Monday, August 17, 2009

Julie & Julia

This weekend I went to see the film, Julie and Julia. I’ve been looking forward to seeing it for months. This spring, I listened to My Life in France, Julia Child’s autobiography, and read Julie and Julia: 365 Days, 524 Recipes, 1 Tiny Apartment Kitchen. My Life in France was nominated by a fellow book club member for our 2009 list, and we’ve now all read it. The book version of Julie and Julia was one of the things that really got me thinking about starting up a blog.

One of my favorite things about My Life in France was Julia’s husband, Paul. So often when I read a book and really take a liking to a particular character, I am disappointed in the casting later when I watch the movie version. I already believed Meryl Streep was up to the task of playing Julia after reading The Devil Wears Prada and then seeing Streep’s spot-on interpretation of Miranda Priestly, a role which won her an Academy Award nomination for Best Actress in 2007. I have to say, though, that I was nervous about Stanley Tucci, the actor who plays Paul Child (Note: Tucci also played in The Devil Wears Prada as Nigel, the fashion assistant.). I thought he was wonderfully supportive of his wife’s hobby-turned-profession, and he just seemed perfect for Julia. Now that I’ve seen Julie and Julia, I can’t imagine a more perfect Paul. He was just as I hoped he’d be!

I think Amy Adams was also wonderful in her role as Julie. She was a cleaner version of the Julie who wrote the book, and I liked both versions of Julie. In the movie, I particularly liked the portrayal of Julie’s office life, and what a wonderful release it was for her to go home from it every evening, crack open Mastering the Art of French Cooking, and make something wonderful.

Overall, I really thought the movie captured the best of both books and wove them seamlessly. Plus, the movie was just a lot of fun.

Wednesday, August 12, 2009

Recommended Reading about Chicago

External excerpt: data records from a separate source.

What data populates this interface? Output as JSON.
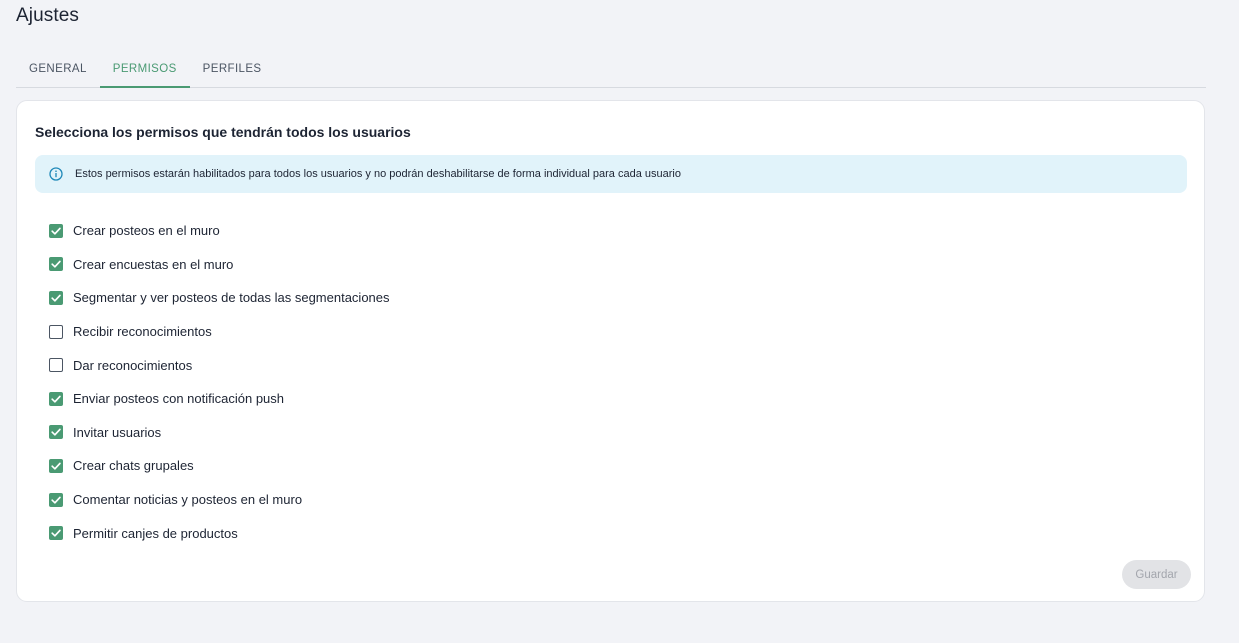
{
  "page": {
    "title": "Ajustes"
  },
  "tabs": [
    {
      "label": "GENERAL",
      "active": false
    },
    {
      "label": "PERMISOS",
      "active": true
    },
    {
      "label": "PERFILES",
      "active": false
    }
  ],
  "card": {
    "title": "Selecciona los permisos que tendrán todos los usuarios",
    "info": {
      "icon": "info-icon",
      "text": "Estos permisos estarán habilitados para todos los usuarios y no podrán deshabilitarse de forma individual para cada usuario"
    },
    "permissions": [
      {
        "label": "Crear posteos en el muro",
        "checked": true
      },
      {
        "label": "Crear encuestas en el muro",
        "checked": true
      },
      {
        "label": "Segmentar y ver posteos de todas las segmentaciones",
        "checked": true
      },
      {
        "label": "Recibir reconocimientos",
        "checked": false
      },
      {
        "label": "Dar reconocimientos",
        "checked": false
      },
      {
        "label": "Enviar posteos con notificación push",
        "checked": true
      },
      {
        "label": "Invitar usuarios",
        "checked": true
      },
      {
        "label": "Crear chats grupales",
        "checked": true
      },
      {
        "label": "Comentar noticias y posteos en el muro",
        "checked": true
      },
      {
        "label": "Permitir canjes de productos",
        "checked": true
      }
    ],
    "save_label": "Guardar",
    "save_disabled": true
  },
  "colors": {
    "accent": "#4a9a73",
    "background": "#f2f3f7",
    "info_background": "#e1f3fa",
    "info_icon": "#1e88b8"
  }
}
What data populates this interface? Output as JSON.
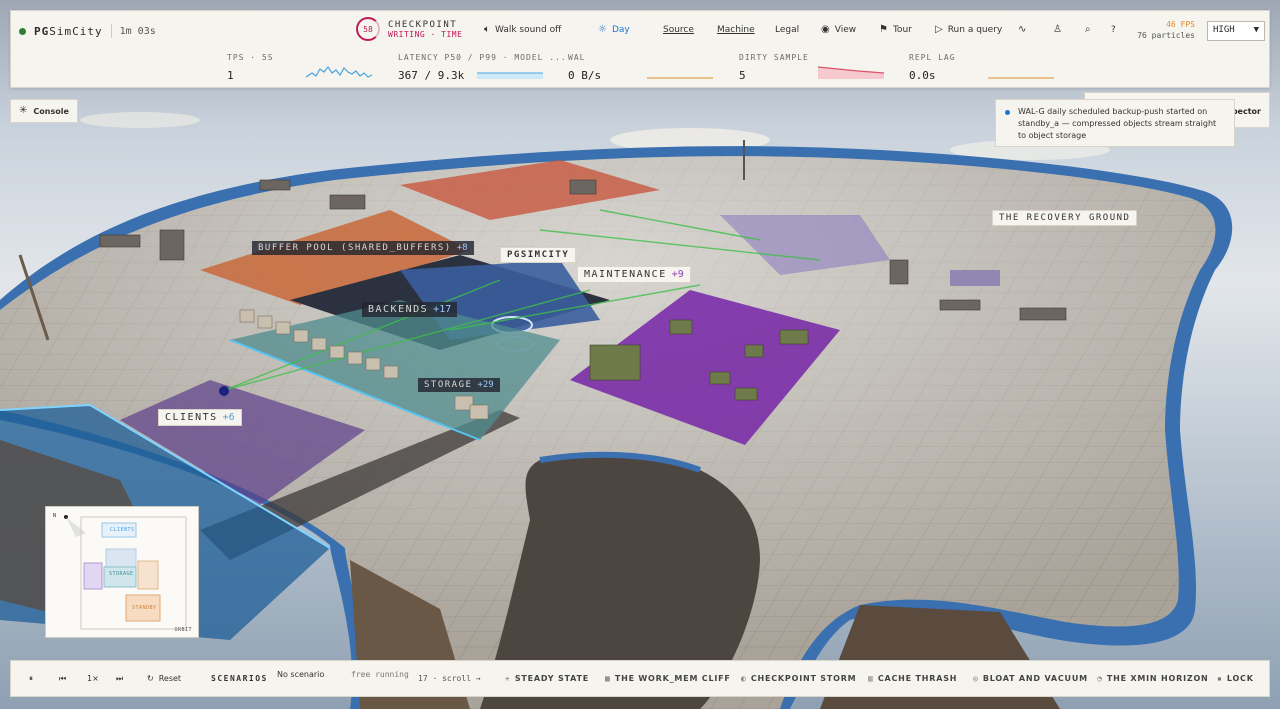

The Devil in the White City (published in 2004) won the National Book Award, the Edgar Award for Best Fact Crime and was a number one national bestseller. I’ve heard rumors that a movie is in the works, and I’m hoping that’s true.

The book centers around two men, Daniel Burnham and Dr. H.H. Holmes.

Burnham is the architect responsible for cleaning up Chicago in the late 1800s. He and his partner, John Root, were well-known Chicago architects who designed the buildings for the 1893 World’s Fair.

Dr. Holmes was a pharmacist, entrepreneur, con artist and serial killer who built a hotel for the World’s Far and was responsible for the disappearances of several hotel guests and other acquaintances before, during and after the Fair.

Devil in the White City weaves together the stories of these two men with relation to the anxiety, grandeur and excitement of the Chicago showcase.

I read the majority of this book on the plane to and from a wedding in Chicago last weekend. The book is completely fascinating. Though nothing else I did in Chicago was literature-related, I hope to return in the future to tour what’s available from past authors who wrote while living there such as Carl Sandburg, Ernest Hemingway, L. Frank Baum, Richard Wright, Harriet Monroe, Edna Ferber, Nelson Algren and Edgar Rice Burroughs.

Here are a few pictures from the weekend in the Windy City.

American Gothic Statue on Michigan Avenue

Millennium Park

The view from the top of the Sears Tower

The view from the bottom of the Sears Tower

Wrigley Field, home of the Cubs

Saturday, August 1, 2009


Several years ago, my grandmother and I spent 10 days in northern and central Italy with about 200 other Methodists from central and western North Carolinia. We had a wonderful time in a beautiful country that I want to revisit again someday. My grandmother is an avid reader like me, but she particularly enjoys mysteries, and I'm not that fond of them. I took her advice, though, and started reading Donna Leon's mystery series set in Venice. I just finished the first book, Death at La Fenice, and really enjoyed it. I'll be getting the second one in the series, Death in a Strange Country, from the library soon.

After I finished the book, I went looking for my photos from the trip. Here are a few of my favorites of Venice. Enjoy!